Questions 1-11 refer to the following information.
The Dirt on Growing Plants Without Soil
With an average annual increase of approximately 83 million people, the current global population of over 7.5 billion represents a severe strain on the finite resources available on the planet. According to Jacques 1 Diouf, former Director-General of the United Nations' Food and Agriculture Organization, by 2050, the world will need to produce 70% more food to feed the additional 2.3 billion people expected by that year. And yet, this increase in food production could come at a great cost: conventional agriculture is one of the top contributors to water scarcity. One solution to this 2 more or less important issue is hydroponics, a method of growing plants without the use of soil.
Hydroponic systems use up to 10 times less water than conventional methods. When crops are planted in fields, the water 3 of the plants runs off into the environment, whereas in hydroponic systems, the water is captured and used again. Hydroponic systems come in several varieties, including ones in which the plant roots are submerged in nutrient-filled water and others in which a wick or pump provides water to the roots. 4
 In addition to being stingy with water, hydroponic systems provide other benefits.  These systems use space more efficiently than do crop fields, so they can produce more fruits and vegetables per square foot and can even be built in cities.  Furthermore, indoor hydroponic systems can be used in almost any climate to grow plants year-round, which enhances access to fresh, local produce for people living in colder climates.  An added bonus is that since 5 there grown without soil, these plants are more visually appealing.  This reduces the environmental impact of transporting fruits and vegetables across the country from warmer regions. 6

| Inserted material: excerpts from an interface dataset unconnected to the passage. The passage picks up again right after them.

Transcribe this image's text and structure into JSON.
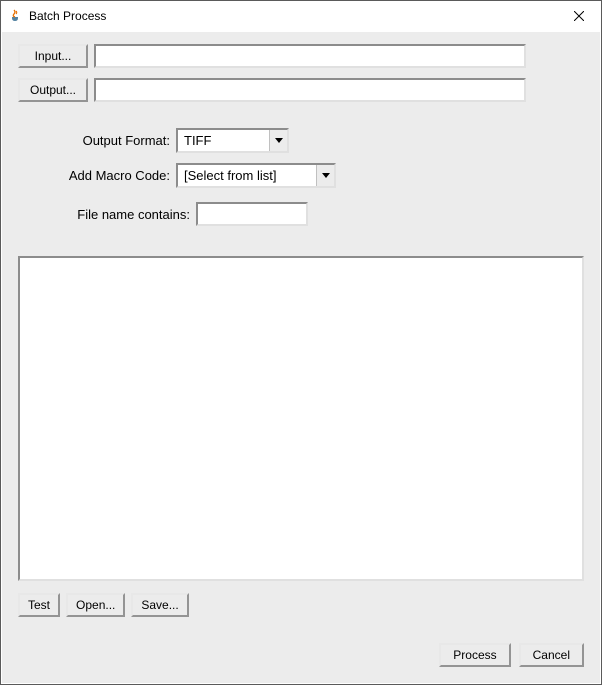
{
  "window": {
    "title": "Batch Process"
  },
  "io": {
    "input_btn": "Input...",
    "input_value": "",
    "output_btn": "Output...",
    "output_value": ""
  },
  "format": {
    "label": "Output Format:",
    "selected": "TIFF"
  },
  "macro": {
    "label": "Add Macro Code:",
    "selected": "[Select from list]"
  },
  "filename": {
    "label": "File name contains:",
    "value": ""
  },
  "script": {
    "value": ""
  },
  "buttons": {
    "test": "Test",
    "open": "Open...",
    "save": "Save...",
    "process": "Process",
    "cancel": "Cancel"
  }
}
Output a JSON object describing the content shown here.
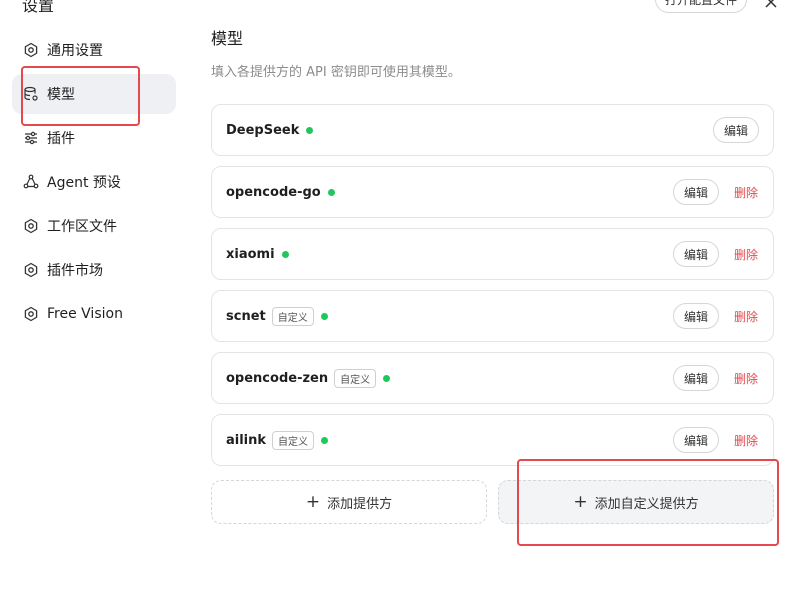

Although a few companies have had success producing and marketing hydroponic foods, the method still accounts for only a small part of American produce. Even though these systems 7 used less space, that space is more expensive in cities as compared to the relatively cheap farmland available in rural areas. And because the plants are grown in water with added nutrients instead of soil, some in the organic food industry 8 criticize hydroponics for being "unnatural" and claim that hydroponic produce has an inferior taste as compared to 9 conventional farms. Hydroponic operations can also be more energy intensive, 10 requiring specific types of building materials. Nonetheless, seeing as water scarcity was listed by the World Economic Forum in 2015 as the largest global risk over the next decade, 11 hydroponics farmers will likely fight to maintain the organic status of their produce.